Input material section start

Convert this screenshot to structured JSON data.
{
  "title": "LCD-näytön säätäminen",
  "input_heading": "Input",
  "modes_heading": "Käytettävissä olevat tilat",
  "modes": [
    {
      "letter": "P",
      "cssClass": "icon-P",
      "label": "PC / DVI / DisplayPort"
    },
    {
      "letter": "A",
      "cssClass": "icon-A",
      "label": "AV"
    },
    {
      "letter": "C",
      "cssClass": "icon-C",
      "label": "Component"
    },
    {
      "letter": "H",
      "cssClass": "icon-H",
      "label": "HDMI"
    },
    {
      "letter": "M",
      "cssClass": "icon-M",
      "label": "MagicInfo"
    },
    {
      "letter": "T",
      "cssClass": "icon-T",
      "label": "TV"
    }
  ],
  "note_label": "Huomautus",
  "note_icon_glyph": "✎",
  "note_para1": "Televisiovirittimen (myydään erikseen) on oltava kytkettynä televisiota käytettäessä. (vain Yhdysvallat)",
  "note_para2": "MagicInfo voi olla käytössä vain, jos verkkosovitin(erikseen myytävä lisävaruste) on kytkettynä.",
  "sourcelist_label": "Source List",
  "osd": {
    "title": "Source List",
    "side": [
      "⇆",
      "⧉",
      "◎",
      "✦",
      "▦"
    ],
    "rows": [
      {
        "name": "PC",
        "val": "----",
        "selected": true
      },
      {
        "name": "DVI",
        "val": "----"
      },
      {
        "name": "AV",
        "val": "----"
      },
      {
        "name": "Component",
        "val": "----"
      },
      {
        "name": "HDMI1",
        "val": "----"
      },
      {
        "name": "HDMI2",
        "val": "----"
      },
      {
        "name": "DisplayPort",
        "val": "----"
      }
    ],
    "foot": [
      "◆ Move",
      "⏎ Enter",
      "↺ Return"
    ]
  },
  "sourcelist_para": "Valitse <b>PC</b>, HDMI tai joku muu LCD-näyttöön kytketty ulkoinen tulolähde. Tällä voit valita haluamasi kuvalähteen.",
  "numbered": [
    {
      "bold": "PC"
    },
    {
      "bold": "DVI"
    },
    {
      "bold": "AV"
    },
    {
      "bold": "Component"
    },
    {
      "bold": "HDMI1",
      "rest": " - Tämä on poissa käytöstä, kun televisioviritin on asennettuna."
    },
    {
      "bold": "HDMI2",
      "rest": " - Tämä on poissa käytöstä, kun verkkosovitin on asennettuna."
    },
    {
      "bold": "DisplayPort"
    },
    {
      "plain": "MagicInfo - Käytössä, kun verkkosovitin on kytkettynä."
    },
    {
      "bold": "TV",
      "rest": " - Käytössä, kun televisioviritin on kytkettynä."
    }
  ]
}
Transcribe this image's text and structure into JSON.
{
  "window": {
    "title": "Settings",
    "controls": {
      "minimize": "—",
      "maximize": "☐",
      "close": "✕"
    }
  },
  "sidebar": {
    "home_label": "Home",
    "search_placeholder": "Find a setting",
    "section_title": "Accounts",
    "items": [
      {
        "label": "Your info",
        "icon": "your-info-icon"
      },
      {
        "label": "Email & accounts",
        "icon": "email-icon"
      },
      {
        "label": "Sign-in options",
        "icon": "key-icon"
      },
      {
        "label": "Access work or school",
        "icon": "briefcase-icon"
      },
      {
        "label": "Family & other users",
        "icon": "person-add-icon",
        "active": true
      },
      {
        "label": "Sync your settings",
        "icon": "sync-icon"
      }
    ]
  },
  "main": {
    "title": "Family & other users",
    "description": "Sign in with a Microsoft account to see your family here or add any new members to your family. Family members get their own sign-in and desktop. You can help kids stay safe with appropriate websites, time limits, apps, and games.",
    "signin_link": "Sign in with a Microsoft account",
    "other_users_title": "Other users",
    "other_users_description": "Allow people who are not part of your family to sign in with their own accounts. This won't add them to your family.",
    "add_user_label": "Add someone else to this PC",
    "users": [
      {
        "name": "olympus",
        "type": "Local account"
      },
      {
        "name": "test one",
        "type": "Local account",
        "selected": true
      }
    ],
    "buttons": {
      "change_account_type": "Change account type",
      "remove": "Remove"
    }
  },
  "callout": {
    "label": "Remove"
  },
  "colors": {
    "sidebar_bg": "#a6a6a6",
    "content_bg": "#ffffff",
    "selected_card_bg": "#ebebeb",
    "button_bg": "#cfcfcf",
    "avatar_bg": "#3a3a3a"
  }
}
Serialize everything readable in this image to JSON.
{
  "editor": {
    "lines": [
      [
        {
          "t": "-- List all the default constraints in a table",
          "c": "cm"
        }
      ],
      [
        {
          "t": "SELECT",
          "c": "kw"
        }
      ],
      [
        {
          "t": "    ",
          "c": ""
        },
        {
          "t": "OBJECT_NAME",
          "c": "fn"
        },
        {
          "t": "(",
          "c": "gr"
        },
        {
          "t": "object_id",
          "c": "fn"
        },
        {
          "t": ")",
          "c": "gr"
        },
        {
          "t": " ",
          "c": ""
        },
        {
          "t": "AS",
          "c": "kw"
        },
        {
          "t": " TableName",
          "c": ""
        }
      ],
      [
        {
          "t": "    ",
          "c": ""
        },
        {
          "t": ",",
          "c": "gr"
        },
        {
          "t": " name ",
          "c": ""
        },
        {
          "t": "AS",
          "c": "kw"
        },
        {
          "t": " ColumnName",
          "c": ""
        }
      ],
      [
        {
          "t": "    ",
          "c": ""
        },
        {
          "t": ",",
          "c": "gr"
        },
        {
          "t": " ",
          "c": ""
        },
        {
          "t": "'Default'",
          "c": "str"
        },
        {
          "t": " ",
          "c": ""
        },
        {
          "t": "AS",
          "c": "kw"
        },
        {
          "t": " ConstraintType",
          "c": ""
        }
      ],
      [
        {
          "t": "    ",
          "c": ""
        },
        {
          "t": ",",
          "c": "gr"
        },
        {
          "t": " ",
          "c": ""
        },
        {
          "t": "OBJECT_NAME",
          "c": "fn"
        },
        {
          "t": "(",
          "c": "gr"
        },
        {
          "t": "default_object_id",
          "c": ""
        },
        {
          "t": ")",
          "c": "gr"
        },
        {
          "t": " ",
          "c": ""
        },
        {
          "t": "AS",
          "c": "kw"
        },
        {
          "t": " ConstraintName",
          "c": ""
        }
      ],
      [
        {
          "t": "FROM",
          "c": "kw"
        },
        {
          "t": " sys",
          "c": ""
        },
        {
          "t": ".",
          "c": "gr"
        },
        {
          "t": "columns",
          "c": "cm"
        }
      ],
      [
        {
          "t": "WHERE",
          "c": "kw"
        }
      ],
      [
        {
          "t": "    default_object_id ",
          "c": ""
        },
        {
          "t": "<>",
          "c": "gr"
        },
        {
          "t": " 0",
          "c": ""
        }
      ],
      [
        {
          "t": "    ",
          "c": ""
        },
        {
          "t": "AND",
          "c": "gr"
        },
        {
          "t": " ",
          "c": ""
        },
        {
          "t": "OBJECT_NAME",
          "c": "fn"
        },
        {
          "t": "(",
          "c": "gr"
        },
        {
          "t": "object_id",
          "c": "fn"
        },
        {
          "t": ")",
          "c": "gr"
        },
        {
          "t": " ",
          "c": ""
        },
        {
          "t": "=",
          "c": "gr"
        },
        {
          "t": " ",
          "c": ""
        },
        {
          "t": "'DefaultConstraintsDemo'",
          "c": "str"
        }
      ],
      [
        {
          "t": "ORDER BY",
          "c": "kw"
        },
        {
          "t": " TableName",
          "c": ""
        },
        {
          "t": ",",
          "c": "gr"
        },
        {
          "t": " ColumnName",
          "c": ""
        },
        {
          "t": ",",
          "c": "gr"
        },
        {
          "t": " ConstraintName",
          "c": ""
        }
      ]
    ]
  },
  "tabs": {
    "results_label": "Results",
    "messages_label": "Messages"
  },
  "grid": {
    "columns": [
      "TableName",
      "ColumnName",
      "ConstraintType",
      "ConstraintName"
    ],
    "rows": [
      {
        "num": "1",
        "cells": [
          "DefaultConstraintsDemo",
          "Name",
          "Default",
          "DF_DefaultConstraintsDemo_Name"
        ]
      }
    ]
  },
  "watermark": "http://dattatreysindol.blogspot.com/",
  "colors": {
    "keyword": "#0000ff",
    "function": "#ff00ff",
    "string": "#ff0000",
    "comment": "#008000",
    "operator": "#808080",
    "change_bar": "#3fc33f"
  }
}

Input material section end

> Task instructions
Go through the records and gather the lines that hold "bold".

> Result
      "bold": "PC"
      "bold": "DVI"
      "bold": "AV"
      "bold": "Component"
      "bold": "HDMI1",
      "bold": "HDMI2",
      "bold": "DisplayPort"
      "bold": "TV",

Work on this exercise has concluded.